I can go from crying, hyperventilating, and hurting badly on the inside to experiencing feelings of warmth, calm, and love within a matter of seconds. It’s like washing anxiety away. A hug just makes everything bad run down the drain.
Anytime I’m feeling even somewhat nervous, I yell/whine/blubber “TWO-MINUTE HUG” to Boyfriend, and he immediately opens his arms to me and holds me. It always works.
I recommend that everyone indulges in the Two-Minute Hug every single day. Take multiple doses. The more the better, actually. It’s addictive but in a super healthy way and your mother won’t judge you for it.
It doesn’t need to be from a boyfriend or girlfriend. You can hug your mom or dad, friend or sibling. Anyone who is willing (i.e. Do not hug your boss or young children you don’t know). I think hugging a pet totally works, too, although I would urge you to choose a pet that enjoys being hugged. Maybe a tree would work for you — I have no idea. The only requirement is that you need to feel the love.
Honestly, just go hug someone. They might be the one who needs it. You might be the one who needs it. But the lovely thing is that you both win.
So, it’s Christmas Eve. Get off the goddamn computer, and go hug your great-aunt Ida.
PS!! I was awarded the very, very prestigious Liebster Award by the beautiful blogger Pages of Paige.
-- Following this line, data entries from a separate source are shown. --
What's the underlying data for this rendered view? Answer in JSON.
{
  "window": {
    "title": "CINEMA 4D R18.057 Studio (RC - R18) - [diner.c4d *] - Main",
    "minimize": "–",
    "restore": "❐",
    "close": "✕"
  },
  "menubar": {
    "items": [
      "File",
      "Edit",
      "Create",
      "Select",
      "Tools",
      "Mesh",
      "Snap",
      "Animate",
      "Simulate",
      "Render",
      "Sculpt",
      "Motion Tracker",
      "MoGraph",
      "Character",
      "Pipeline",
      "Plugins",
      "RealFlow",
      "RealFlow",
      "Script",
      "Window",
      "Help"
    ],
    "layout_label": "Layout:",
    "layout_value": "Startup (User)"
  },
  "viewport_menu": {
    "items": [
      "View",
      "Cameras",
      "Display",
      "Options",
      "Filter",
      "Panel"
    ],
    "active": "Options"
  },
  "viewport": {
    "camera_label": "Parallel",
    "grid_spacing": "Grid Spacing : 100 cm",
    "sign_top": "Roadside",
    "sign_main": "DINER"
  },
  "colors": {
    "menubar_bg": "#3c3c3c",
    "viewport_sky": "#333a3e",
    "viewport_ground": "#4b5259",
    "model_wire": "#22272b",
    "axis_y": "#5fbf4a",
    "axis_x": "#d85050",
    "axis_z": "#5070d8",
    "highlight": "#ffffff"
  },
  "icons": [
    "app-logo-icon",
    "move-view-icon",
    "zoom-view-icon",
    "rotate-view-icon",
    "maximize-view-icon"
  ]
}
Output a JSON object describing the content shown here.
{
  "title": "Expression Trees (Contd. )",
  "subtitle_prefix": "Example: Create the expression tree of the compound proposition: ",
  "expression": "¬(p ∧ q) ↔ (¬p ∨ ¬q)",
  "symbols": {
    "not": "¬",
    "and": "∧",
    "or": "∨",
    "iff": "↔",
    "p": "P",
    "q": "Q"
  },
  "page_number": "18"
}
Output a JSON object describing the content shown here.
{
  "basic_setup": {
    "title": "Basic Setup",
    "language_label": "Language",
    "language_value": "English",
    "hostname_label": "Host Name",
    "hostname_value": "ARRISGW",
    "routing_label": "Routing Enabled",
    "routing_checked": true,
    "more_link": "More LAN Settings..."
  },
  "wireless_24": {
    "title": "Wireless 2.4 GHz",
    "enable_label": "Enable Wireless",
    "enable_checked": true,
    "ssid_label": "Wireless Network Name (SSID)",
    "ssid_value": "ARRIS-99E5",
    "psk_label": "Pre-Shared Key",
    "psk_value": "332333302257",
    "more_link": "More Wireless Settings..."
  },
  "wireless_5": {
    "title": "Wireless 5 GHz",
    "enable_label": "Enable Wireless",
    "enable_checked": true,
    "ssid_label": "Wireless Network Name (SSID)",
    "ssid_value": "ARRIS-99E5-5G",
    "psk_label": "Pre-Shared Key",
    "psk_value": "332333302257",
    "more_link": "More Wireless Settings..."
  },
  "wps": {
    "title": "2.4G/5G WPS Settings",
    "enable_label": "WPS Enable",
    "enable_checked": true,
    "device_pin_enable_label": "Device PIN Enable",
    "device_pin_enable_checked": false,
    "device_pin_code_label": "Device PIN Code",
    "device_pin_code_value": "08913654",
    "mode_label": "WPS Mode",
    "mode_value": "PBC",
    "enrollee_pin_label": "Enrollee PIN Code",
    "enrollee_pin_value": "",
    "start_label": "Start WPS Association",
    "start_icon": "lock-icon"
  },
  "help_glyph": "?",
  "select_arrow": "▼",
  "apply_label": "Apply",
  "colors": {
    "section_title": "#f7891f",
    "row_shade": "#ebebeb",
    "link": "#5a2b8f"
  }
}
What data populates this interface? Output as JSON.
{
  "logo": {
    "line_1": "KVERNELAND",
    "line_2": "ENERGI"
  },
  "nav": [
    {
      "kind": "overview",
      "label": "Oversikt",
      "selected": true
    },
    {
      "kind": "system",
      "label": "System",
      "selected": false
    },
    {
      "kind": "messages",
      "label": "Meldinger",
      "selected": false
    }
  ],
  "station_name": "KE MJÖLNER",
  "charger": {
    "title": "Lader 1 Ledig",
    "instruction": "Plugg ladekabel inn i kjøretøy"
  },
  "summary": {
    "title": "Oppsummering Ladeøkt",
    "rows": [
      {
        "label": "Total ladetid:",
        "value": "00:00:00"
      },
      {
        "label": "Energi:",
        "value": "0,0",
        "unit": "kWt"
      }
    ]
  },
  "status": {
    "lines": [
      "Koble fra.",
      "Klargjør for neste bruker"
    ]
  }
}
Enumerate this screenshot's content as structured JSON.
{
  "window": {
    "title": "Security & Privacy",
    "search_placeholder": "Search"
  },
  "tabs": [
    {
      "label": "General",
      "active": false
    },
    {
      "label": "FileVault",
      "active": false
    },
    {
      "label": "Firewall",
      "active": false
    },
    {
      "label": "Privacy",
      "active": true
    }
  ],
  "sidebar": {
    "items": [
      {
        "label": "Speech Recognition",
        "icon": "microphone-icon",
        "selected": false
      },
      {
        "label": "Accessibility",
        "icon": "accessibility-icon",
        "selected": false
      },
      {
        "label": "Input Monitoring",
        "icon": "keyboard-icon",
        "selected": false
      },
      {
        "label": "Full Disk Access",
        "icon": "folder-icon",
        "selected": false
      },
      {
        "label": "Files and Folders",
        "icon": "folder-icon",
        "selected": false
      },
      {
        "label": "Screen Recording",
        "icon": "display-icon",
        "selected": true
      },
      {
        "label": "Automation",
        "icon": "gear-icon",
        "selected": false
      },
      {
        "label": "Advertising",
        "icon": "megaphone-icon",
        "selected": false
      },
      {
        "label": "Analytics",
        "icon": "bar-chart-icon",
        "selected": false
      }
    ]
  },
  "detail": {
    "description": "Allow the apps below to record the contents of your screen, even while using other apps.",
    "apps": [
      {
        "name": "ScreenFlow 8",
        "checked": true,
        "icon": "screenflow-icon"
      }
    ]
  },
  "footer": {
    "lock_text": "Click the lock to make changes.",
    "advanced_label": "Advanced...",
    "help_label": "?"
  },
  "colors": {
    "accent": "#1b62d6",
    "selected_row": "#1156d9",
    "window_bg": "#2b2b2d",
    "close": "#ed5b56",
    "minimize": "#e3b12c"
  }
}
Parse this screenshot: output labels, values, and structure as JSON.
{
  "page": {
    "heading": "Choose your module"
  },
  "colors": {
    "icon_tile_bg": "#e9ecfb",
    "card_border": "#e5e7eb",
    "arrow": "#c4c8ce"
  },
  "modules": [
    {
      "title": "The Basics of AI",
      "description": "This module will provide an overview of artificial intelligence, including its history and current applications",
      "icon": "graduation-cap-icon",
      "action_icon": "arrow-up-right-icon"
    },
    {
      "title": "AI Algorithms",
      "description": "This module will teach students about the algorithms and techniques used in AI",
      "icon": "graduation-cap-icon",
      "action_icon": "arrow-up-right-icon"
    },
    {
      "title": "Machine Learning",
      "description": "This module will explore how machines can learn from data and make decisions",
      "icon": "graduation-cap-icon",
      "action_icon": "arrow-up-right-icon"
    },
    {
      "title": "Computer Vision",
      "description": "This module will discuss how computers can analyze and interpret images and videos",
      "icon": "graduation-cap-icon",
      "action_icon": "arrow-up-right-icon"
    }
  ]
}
I love Paige because she reads my blog, apparently, which is something that astounds me every day, and because she has a prima facie appreciation for puns. Also, because her blog is deliciously hilarious and I feel like we’d be BFFs in real life. I need to pass this award on to a few other amazing blogs – and I already know who I’m thinking of – but Christmastime = zero time for such endeavours. I mean, this post alone took me 2 weeks to write and I don’t even have a job. But I will do it, I promise, because I am so, so thrilled to have received a blogger award and I want to share that feeling.
So thank you, Paige. If you are ever in Canada, you can crash on my couch (or sleep in the guestroom if you’re fancy), and I’ll take you to see a cactus so you’ll feel right at home. Truly. Canada does have cactuses. And by Canada I mean any of Canada. My place is close to all of it. That’s how Canada works.
This also feels like a good opportunity to thank Damn Girl, Get Your Shit Together for featuring me on her blog this month. Lady, your advocacy for pumping other female bloggers’ tires is fucking wicked, and I thank you from the bottom of my black heart for choosing me, and for the new followers you sent my way, and I apologize to those followers for not having the answers to curing anxiety you undoubtedly followed me for. Although, in retrospect, I wish I’d provided DGGYST a link icon that said “FREE PORN HERE” or something, because I think it would have generated tons more traffic and I could have ended the year as a internet millionaire. Feel free to update my branding for the remaining few days of December. Also, you are also welcome on my couch/bed. We can both try maple syrup for the first time together.
*Every blog says “I digress”at one point. I promise I won’t do it again.